PROVIDED DATA START

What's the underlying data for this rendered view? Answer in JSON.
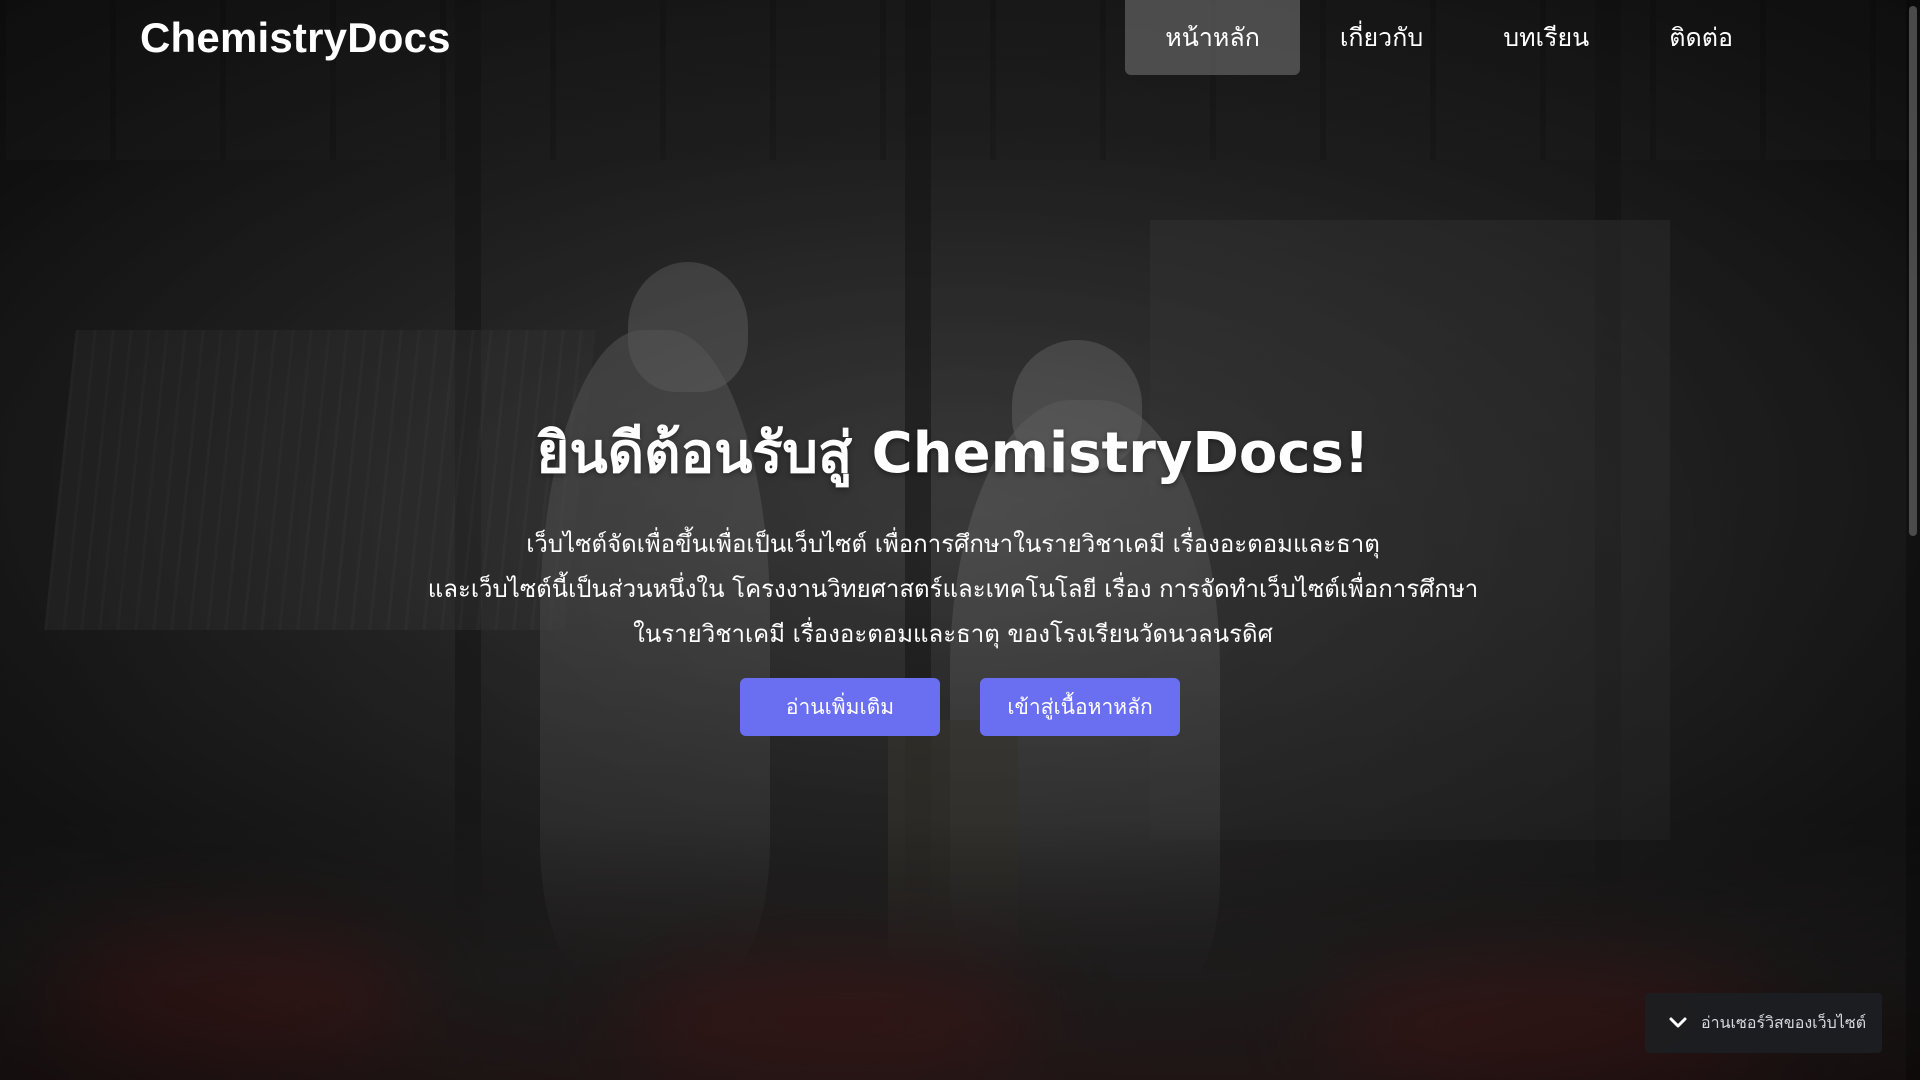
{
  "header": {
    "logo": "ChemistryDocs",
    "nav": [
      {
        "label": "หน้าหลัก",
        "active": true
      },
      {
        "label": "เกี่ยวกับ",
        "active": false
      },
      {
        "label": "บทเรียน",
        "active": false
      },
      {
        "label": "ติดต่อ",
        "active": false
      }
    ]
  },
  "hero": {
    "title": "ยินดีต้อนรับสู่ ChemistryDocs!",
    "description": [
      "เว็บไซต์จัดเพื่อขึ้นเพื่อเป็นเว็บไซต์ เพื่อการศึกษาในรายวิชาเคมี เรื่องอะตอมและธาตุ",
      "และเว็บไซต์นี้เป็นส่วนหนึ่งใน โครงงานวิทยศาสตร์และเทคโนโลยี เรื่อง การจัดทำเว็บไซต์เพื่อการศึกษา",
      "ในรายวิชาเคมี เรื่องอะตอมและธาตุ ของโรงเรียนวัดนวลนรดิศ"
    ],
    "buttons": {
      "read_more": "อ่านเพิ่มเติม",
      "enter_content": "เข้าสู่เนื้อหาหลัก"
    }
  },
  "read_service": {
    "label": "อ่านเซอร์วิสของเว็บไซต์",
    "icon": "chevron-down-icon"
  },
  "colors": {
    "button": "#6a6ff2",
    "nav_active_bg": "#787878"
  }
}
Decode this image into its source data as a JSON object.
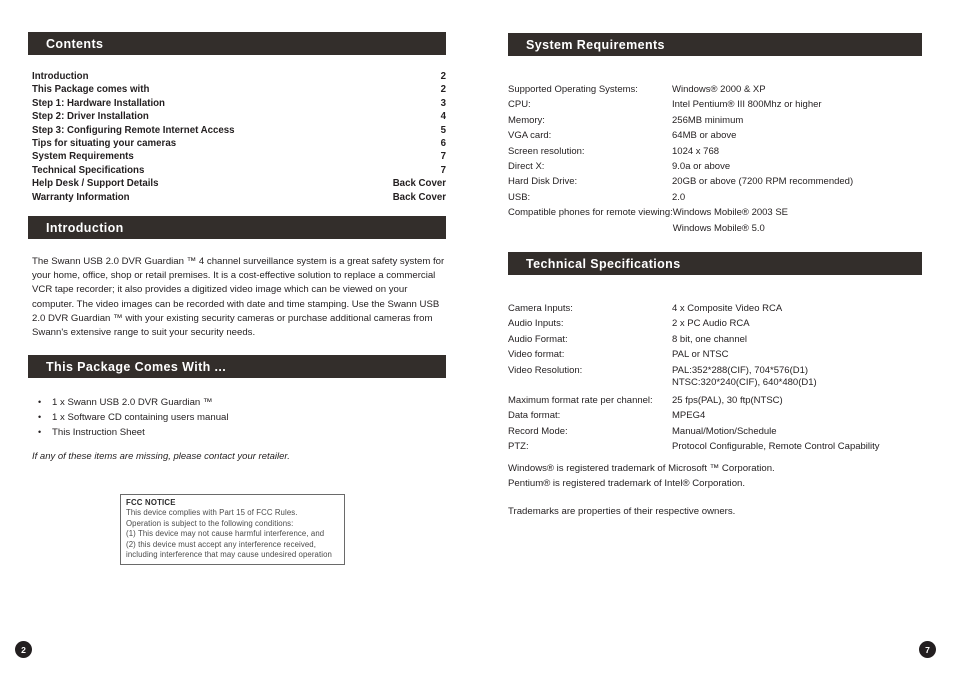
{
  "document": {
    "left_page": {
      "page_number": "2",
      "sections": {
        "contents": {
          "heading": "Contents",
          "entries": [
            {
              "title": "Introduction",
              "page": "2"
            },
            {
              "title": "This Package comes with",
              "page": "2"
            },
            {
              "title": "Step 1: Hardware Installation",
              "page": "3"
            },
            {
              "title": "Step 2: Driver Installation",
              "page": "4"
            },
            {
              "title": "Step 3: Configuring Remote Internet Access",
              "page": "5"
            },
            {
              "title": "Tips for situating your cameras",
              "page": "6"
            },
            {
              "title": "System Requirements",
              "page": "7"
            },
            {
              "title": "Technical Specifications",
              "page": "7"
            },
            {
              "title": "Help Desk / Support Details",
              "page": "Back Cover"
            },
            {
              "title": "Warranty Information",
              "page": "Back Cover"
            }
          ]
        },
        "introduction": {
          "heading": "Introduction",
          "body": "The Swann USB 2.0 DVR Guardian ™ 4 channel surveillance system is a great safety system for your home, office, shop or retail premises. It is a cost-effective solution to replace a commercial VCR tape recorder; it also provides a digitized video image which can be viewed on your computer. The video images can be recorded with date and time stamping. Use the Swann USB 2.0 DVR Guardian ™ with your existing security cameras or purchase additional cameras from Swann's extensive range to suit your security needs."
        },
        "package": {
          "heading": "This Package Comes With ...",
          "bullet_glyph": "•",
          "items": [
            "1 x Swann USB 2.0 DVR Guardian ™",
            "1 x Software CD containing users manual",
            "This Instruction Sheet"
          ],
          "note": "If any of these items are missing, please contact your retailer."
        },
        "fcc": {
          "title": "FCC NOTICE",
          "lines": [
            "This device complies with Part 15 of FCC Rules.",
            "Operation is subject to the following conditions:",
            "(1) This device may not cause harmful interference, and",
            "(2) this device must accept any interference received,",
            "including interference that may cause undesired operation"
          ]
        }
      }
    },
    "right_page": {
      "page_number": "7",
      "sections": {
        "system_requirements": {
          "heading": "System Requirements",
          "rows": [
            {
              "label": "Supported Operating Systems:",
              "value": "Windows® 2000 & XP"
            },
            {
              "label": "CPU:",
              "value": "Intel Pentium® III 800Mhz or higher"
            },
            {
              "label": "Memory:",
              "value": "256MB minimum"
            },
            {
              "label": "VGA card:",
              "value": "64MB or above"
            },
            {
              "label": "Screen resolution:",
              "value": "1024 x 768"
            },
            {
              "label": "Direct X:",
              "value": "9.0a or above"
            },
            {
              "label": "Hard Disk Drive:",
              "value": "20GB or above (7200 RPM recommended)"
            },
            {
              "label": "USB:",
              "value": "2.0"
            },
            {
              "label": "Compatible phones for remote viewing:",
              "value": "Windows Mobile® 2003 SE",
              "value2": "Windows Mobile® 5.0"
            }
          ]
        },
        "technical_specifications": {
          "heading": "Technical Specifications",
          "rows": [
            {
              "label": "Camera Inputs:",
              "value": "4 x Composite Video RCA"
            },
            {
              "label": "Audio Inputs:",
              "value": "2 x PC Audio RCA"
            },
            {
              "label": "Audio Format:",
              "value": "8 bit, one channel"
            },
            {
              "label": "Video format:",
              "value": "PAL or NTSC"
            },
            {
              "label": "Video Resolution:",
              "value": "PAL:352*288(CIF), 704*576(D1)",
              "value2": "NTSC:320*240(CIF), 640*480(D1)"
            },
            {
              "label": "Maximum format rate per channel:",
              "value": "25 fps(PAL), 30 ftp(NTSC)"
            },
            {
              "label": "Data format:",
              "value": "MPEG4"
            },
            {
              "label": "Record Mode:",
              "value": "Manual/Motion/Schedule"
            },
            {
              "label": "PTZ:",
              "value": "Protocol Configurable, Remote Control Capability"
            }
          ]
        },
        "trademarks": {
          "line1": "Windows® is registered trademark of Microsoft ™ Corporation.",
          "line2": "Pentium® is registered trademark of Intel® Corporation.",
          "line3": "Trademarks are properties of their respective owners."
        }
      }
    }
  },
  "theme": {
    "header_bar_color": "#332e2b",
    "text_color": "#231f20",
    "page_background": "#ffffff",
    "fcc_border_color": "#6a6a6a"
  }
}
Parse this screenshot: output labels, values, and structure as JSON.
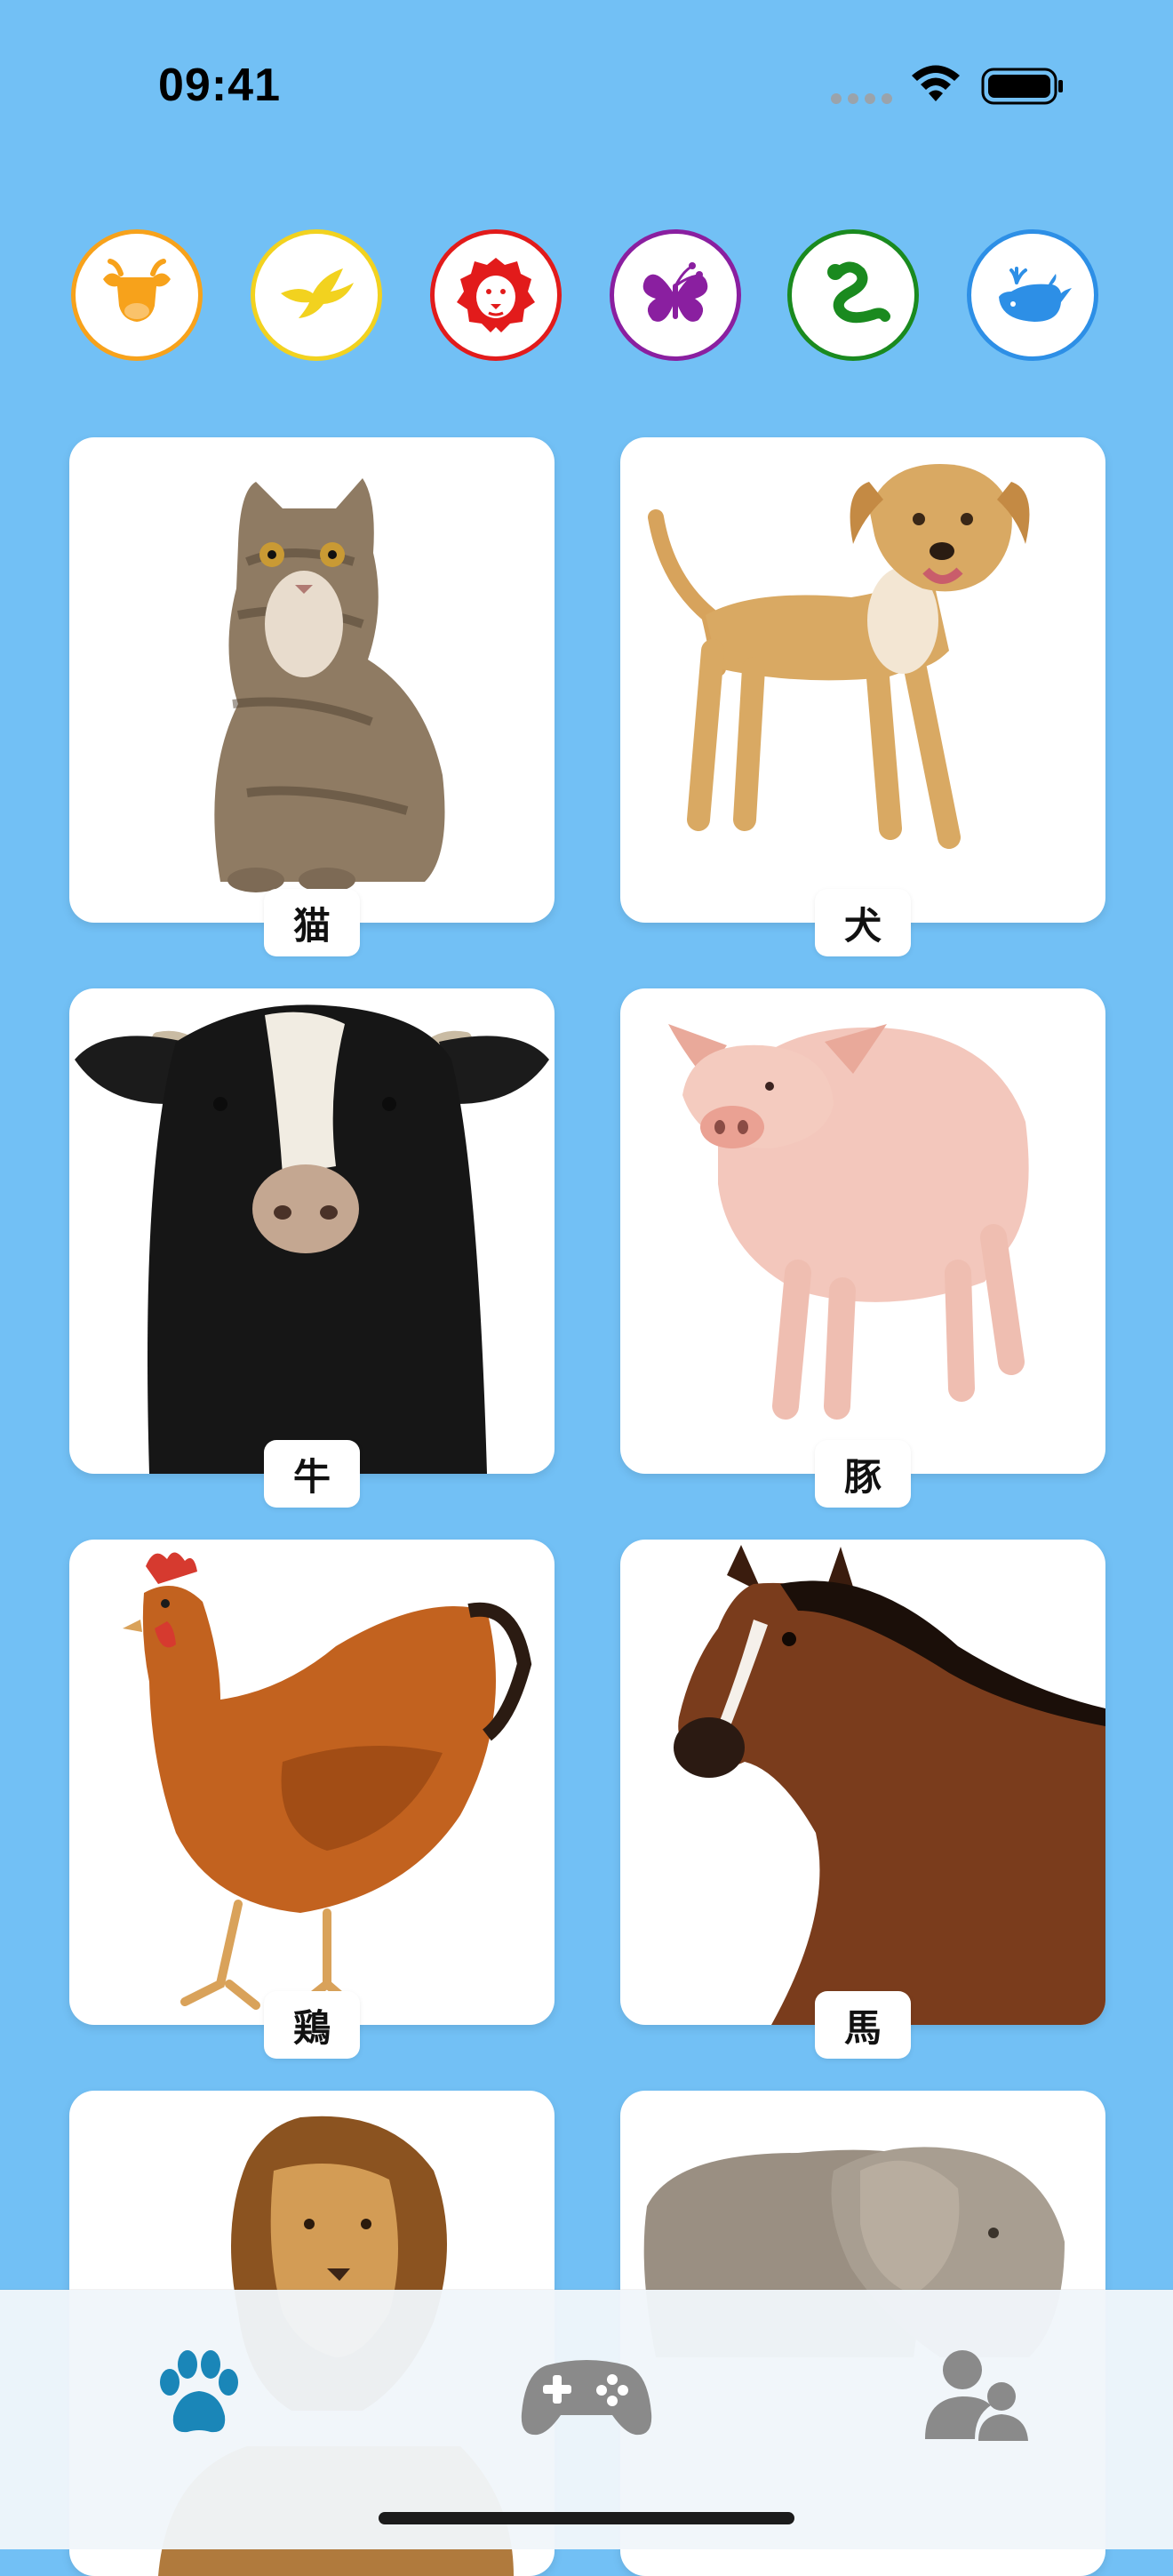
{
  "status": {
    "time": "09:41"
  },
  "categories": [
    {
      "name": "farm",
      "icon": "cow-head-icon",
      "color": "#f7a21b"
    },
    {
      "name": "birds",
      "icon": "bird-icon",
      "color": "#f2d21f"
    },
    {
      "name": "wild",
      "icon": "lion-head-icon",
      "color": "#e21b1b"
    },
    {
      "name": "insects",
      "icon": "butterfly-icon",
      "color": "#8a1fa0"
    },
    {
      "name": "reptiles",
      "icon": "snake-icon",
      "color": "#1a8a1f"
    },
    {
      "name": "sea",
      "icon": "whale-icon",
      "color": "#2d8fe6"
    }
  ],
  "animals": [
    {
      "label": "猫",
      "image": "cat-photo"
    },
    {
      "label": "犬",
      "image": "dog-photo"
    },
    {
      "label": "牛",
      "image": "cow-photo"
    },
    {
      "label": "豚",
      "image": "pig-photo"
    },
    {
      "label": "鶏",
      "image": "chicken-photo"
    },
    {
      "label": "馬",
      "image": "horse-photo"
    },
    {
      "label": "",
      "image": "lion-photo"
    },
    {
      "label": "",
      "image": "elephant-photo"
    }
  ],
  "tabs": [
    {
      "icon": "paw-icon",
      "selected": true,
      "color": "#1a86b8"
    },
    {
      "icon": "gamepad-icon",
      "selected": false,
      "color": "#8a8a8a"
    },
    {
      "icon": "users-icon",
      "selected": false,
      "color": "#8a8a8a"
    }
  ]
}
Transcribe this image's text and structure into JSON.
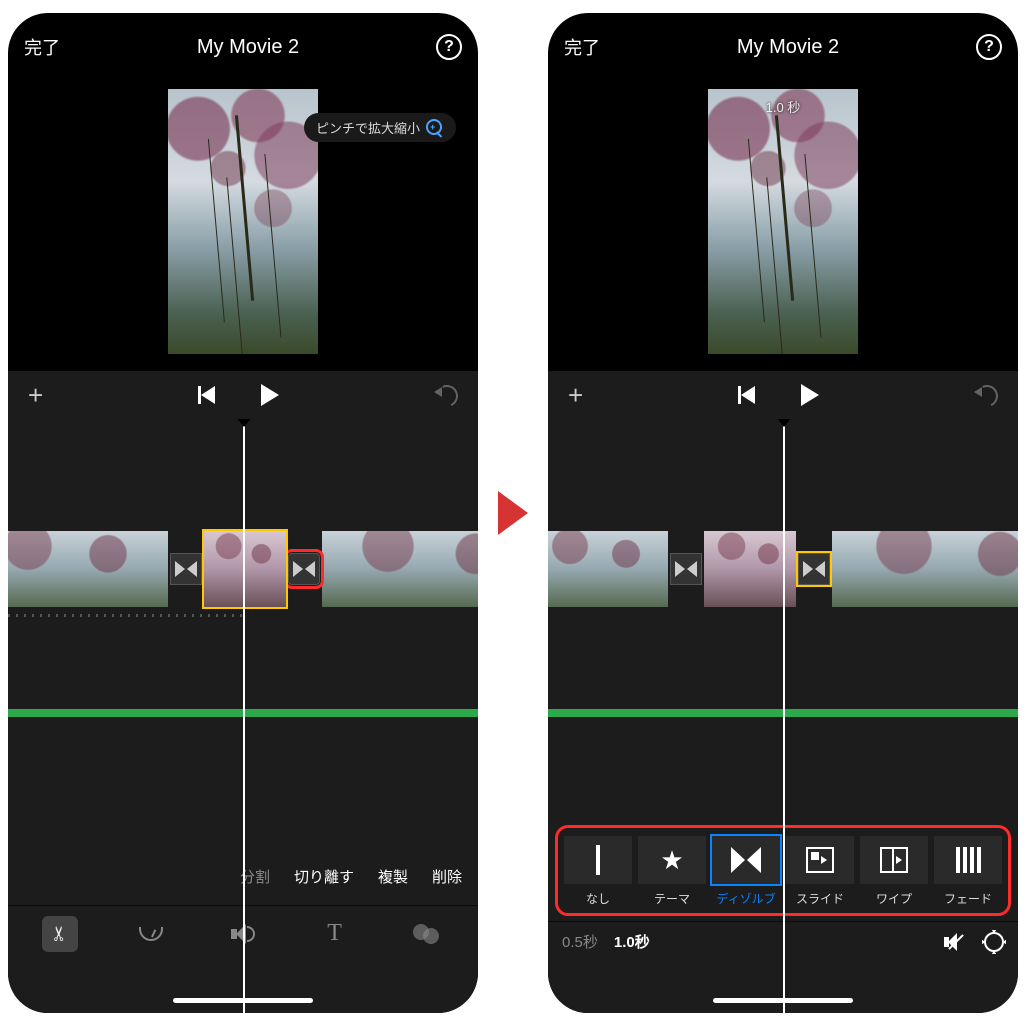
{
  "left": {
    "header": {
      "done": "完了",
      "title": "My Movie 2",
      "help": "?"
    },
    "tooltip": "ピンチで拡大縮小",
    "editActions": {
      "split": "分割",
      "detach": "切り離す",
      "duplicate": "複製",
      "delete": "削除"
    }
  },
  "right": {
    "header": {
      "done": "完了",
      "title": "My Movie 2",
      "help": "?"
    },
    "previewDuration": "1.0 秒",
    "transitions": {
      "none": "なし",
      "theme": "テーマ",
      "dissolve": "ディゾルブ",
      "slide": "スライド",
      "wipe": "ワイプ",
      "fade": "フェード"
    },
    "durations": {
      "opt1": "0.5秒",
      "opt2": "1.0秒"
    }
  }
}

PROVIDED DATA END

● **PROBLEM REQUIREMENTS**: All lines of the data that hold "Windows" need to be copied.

● **FINISHED TASK**:
              "value": "Windows® 2000 & XP"
              "value": "Windows Mobile® 2003 SE",
              "value2": "Windows Mobile® 5.0"
          "line1": "Windows® is registered trademark of Microsoft ™ Corporation.",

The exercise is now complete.